### WHAT TO WORK ON:
From start to finish, set down the entries below exactly, leaving out the pictures.
RECORD EXTRACTS START
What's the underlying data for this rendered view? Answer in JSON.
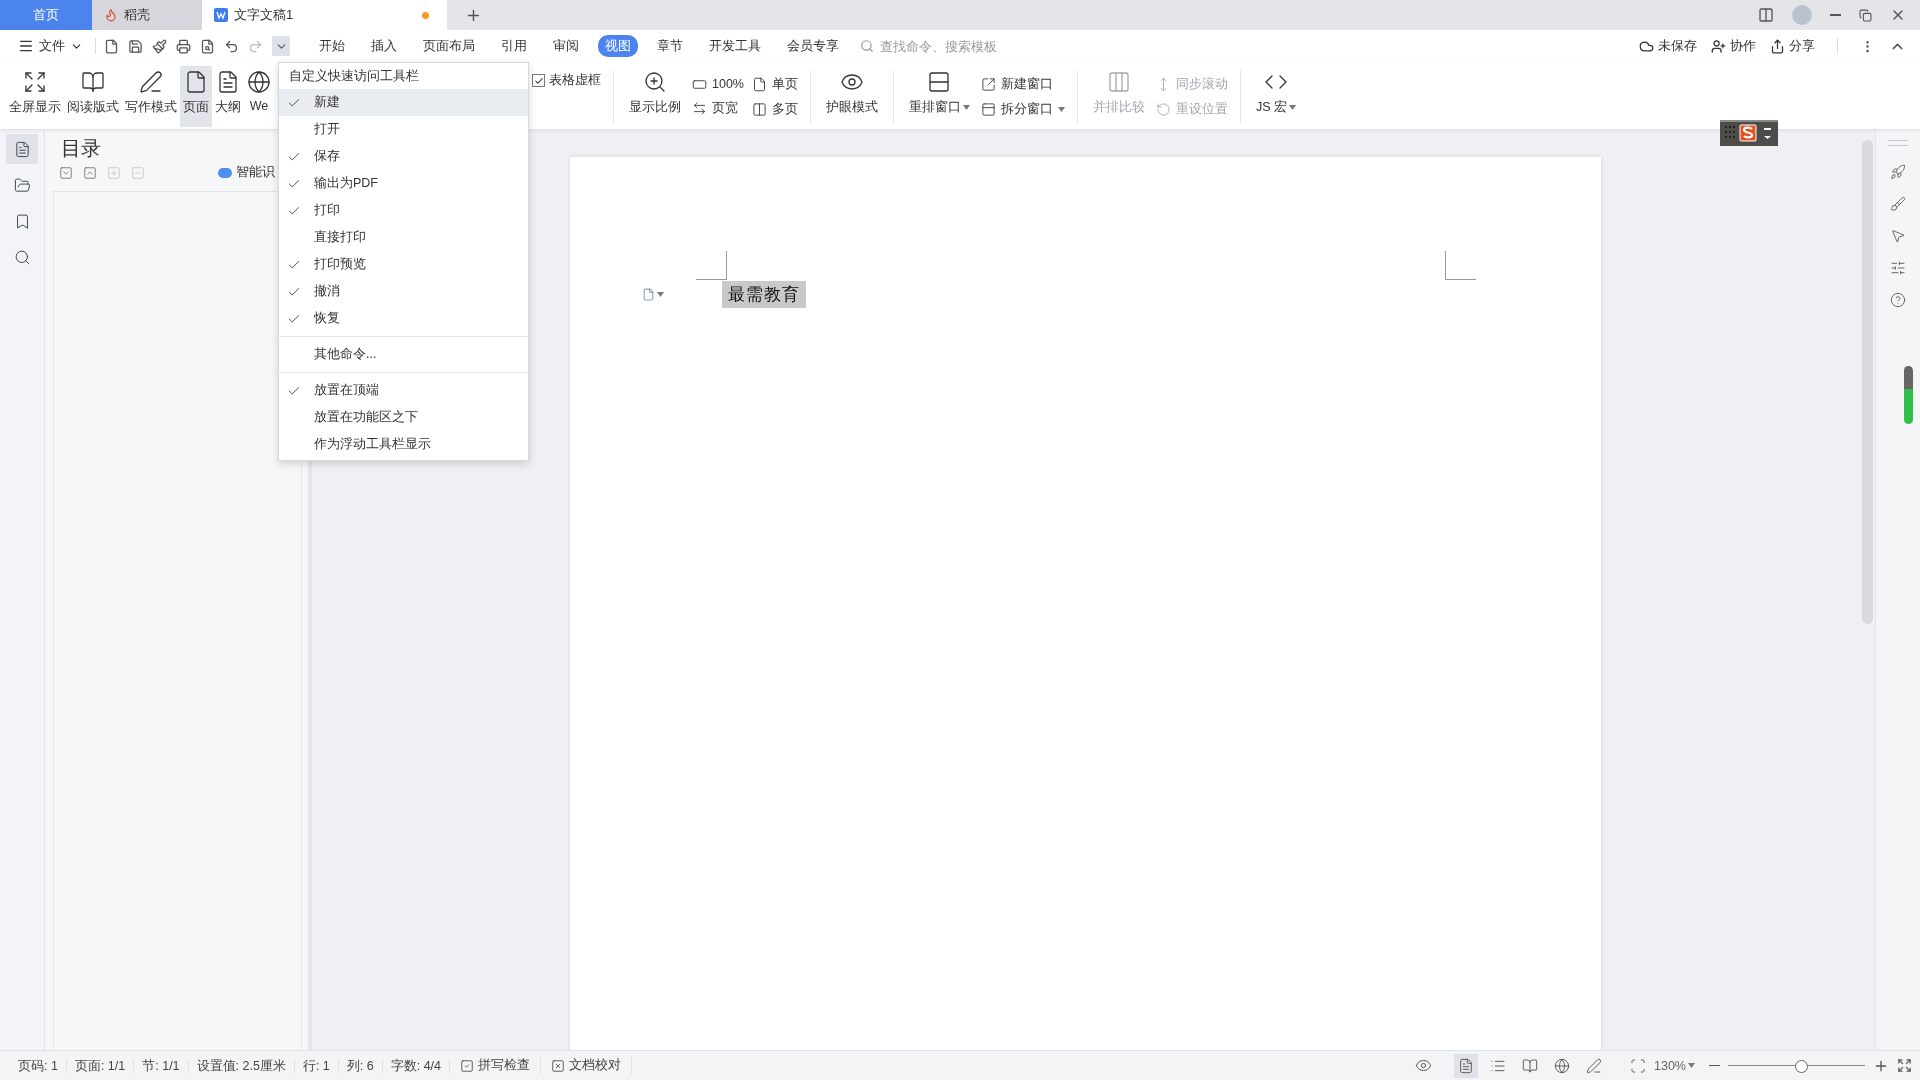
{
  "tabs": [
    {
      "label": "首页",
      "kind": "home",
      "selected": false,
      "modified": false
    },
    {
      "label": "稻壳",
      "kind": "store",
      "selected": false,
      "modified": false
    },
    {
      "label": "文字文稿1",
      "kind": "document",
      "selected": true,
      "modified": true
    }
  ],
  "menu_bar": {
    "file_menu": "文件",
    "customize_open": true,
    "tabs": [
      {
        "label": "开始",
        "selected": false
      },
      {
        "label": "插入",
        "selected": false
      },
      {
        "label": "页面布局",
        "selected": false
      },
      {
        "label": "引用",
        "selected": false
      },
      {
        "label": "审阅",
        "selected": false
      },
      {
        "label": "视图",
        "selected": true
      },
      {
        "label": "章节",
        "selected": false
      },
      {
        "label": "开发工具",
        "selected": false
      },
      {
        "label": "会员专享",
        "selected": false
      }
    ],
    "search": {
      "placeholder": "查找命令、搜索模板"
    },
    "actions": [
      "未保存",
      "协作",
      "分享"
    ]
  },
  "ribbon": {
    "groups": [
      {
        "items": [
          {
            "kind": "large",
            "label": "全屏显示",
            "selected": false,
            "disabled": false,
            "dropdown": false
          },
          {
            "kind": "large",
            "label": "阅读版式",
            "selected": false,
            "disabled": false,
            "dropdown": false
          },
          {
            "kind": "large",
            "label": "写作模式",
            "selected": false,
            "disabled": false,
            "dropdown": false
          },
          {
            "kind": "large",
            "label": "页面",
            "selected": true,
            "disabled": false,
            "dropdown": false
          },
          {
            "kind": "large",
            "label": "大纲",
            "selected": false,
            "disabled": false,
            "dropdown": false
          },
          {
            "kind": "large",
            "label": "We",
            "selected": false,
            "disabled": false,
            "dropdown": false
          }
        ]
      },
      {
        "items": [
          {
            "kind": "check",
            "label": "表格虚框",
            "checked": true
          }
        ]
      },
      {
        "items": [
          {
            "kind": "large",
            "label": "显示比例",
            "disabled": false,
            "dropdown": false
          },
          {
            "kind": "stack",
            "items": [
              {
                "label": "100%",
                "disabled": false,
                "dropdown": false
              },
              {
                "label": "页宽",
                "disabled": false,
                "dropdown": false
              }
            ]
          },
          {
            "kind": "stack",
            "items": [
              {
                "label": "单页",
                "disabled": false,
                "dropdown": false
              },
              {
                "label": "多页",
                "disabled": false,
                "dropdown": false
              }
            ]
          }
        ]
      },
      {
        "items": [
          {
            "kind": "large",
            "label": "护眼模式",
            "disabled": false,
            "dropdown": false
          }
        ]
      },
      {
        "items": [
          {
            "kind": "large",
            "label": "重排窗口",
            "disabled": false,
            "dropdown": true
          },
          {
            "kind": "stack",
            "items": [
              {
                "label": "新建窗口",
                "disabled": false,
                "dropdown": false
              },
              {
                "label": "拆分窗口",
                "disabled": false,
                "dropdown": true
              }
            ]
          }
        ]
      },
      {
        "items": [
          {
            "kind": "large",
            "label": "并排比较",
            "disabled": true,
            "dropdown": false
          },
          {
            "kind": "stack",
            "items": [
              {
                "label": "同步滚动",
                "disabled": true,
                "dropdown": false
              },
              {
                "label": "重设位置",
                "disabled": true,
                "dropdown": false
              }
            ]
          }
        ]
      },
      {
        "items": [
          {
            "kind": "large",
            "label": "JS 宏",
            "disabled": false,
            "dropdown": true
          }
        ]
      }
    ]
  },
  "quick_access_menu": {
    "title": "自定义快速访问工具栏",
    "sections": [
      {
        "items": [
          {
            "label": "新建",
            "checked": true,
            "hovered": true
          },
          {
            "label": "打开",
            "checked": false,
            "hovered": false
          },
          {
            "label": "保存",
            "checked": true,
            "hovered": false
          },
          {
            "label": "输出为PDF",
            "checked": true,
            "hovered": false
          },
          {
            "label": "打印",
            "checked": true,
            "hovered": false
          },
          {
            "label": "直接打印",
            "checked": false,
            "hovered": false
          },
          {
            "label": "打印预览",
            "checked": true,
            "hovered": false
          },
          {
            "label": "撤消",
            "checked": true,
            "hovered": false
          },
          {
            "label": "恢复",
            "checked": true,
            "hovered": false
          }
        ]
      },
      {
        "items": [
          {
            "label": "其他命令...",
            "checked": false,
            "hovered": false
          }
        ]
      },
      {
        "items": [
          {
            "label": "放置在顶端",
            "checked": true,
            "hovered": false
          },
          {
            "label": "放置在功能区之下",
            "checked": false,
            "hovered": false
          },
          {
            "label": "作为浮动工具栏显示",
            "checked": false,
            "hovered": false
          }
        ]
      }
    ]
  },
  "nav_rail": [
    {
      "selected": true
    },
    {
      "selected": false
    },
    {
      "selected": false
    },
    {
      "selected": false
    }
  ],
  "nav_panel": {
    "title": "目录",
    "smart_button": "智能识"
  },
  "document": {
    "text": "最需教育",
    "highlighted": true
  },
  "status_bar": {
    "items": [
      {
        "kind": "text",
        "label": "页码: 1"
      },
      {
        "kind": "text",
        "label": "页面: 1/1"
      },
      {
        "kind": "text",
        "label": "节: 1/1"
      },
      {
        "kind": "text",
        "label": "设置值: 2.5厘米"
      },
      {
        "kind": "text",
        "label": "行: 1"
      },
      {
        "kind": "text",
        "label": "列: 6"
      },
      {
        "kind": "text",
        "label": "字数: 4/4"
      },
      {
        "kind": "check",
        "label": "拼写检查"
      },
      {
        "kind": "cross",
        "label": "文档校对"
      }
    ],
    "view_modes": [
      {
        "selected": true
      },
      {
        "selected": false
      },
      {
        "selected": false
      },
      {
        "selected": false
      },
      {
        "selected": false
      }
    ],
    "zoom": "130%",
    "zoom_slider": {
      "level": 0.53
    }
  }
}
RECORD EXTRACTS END
### RESULT:
What's the underlying data for this rendered view? Answer in JSON.
{
  "tabs": [
    {
      "label": "首页",
      "kind": "home",
      "selected": false,
      "modified": false
    },
    {
      "label": "稻壳",
      "kind": "store",
      "selected": false,
      "modified": false
    },
    {
      "label": "文字文稿1",
      "kind": "document",
      "selected": true,
      "modified": true
    }
  ],
  "menu_bar": {
    "file_menu": "文件",
    "customize_open": true,
    "tabs": [
      {
        "label": "开始",
        "selected": false
      },
      {
        "label": "插入",
        "selected": false
      },
      {
        "label": "页面布局",
        "selected": false
      },
      {
        "label": "引用",
        "selected": false
      },
      {
        "label": "审阅",
        "selected": false
      },
      {
        "label": "视图",
        "selected": true
      },
      {
        "label": "章节",
        "selected": false
      },
      {
        "label": "开发工具",
        "selected": false
      },
      {
        "label": "会员专享",
        "selected": false
      }
    ],
    "search": {
      "placeholder": "查找命令、搜索模板"
    },
    "actions": [
      "未保存",
      "协作",
      "分享"
    ]
  },
  "ribbon": {
    "groups": [
      {
        "items": [
          {
            "kind": "large",
            "label": "全屏显示",
            "selected": false,
            "disabled": false,
            "dropdown": false
          },
          {
            "kind": "large",
            "label": "阅读版式",
            "selected": false,
            "disabled": false,
            "dropdown": false
          },
          {
            "kind": "large",
            "label": "写作模式",
            "selected": false,
            "disabled": false,
            "dropdown": false
          },
          {
            "kind": "large",
            "label": "页面",
            "selected": true,
            "disabled": false,
            "dropdown": false
          },
          {
            "kind": "large",
            "label": "大纲",
            "selected": false,
            "disabled": false,
            "dropdown": false
          },
          {
            "kind": "large",
            "label": "We",
            "selected": false,
            "disabled": false,
            "dropdown": false
          }
        ]
      },
      {
        "items": [
          {
            "kind": "check",
            "label": "表格虚框",
            "checked": true
          }
        ]
      },
      {
        "items": [
          {
            "kind": "large",
            "label": "显示比例",
            "disabled": false,
            "dropdown": false
          },
          {
            "kind": "stack",
            "items": [
              {
                "label": "100%",
                "disabled": false,
                "dropdown": false
              },
              {
                "label": "页宽",
                "disabled": false,
                "dropdown": false
              }
            ]
          },
          {
            "kind": "stack",
            "items": [
              {
                "label": "单页",
                "disabled": false,
                "dropdown": false
              },
              {
                "label": "多页",
                "disabled": false,
                "dropdown": false
              }
            ]
          }
        ]
      },
      {
        "items": [
          {
            "kind": "large",
            "label": "护眼模式",
            "disabled": false,
            "dropdown": false
          }
        ]
      },
      {
        "items": [
          {
            "kind": "large",
            "label": "重排窗口",
            "disabled": false,
            "dropdown": true
          },
          {
            "kind": "stack",
            "items": [
              {
                "label": "新建窗口",
                "disabled": false,
                "dropdown": false
              },
              {
                "label": "拆分窗口",
                "disabled": false,
                "dropdown": true
              }
            ]
          }
        ]
      },
      {
        "items": [
          {
            "kind": "large",
            "label": "并排比较",
            "disabled": true,
            "dropdown": false
          },
          {
            "kind": "stack",
            "items": [
              {
                "label": "同步滚动",
                "disabled": true,
                "dropdown": false
              },
              {
                "label": "重设位置",
                "disabled": true,
                "dropdown": false
              }
            ]
          }
        ]
      },
      {
        "items": [
          {
            "kind": "large",
            "label": "JS 宏",
            "disabled": false,
            "dropdown": true
          }
        ]
      }
    ]
  },
  "quick_access_menu": {
    "title": "自定义快速访问工具栏",
    "sections": [
      {
        "items": [
          {
            "label": "新建",
            "checked": true,
            "hovered": true
          },
          {
            "label": "打开",
            "checked": false,
            "hovered": false
          },
          {
            "label": "保存",
            "checked": true,
            "hovered": false
          },
          {
            "label": "输出为PDF",
            "checked": true,
            "hovered": false
          },
          {
            "label": "打印",
            "checked": true,
            "hovered": false
          },
          {
            "label": "直接打印",
            "checked": false,
            "hovered": false
          },
          {
            "label": "打印预览",
            "checked": true,
            "hovered": false
          },
          {
            "label": "撤消",
            "checked": true,
            "hovered": false
          },
          {
            "label": "恢复",
            "checked": true,
            "hovered": false
          }
        ]
      },
      {
        "items": [
          {
            "label": "其他命令...",
            "checked": false,
            "hovered": false
          }
        ]
      },
      {
        "items": [
          {
            "label": "放置在顶端",
            "checked": true,
            "hovered": false
          },
          {
            "label": "放置在功能区之下",
            "checked": false,
            "hovered": false
          },
          {
            "label": "作为浮动工具栏显示",
            "checked": false,
            "hovered": false
          }
        ]
      }
    ]
  },
  "nav_rail": [
    {
      "selected": true
    },
    {
      "selected": false
    },
    {
      "selected": false
    },
    {
      "selected": false
    }
  ],
  "nav_panel": {
    "title": "目录",
    "smart_button": "智能识"
  },
  "document": {
    "text": "最需教育",
    "highlighted": true
  },
  "status_bar": {
    "items": [
      {
        "kind": "text",
        "label": "页码: 1"
      },
      {
        "kind": "text",
        "label": "页面: 1/1"
      },
      {
        "kind": "text",
        "label": "节: 1/1"
      },
      {
        "kind": "text",
        "label": "设置值: 2.5厘米"
      },
      {
        "kind": "text",
        "label": "行: 1"
      },
      {
        "kind": "text",
        "label": "列: 6"
      },
      {
        "kind": "text",
        "label": "字数: 4/4"
      },
      {
        "kind": "check",
        "label": "拼写检查"
      },
      {
        "kind": "cross",
        "label": "文档校对"
      }
    ],
    "view_modes": [
      {
        "selected": true
      },
      {
        "selected": false
      },
      {
        "selected": false
      },
      {
        "selected": false
      },
      {
        "selected": false
      }
    ],
    "zoom": "130%",
    "zoom_slider": {
      "level": 0.53
    }
  }
}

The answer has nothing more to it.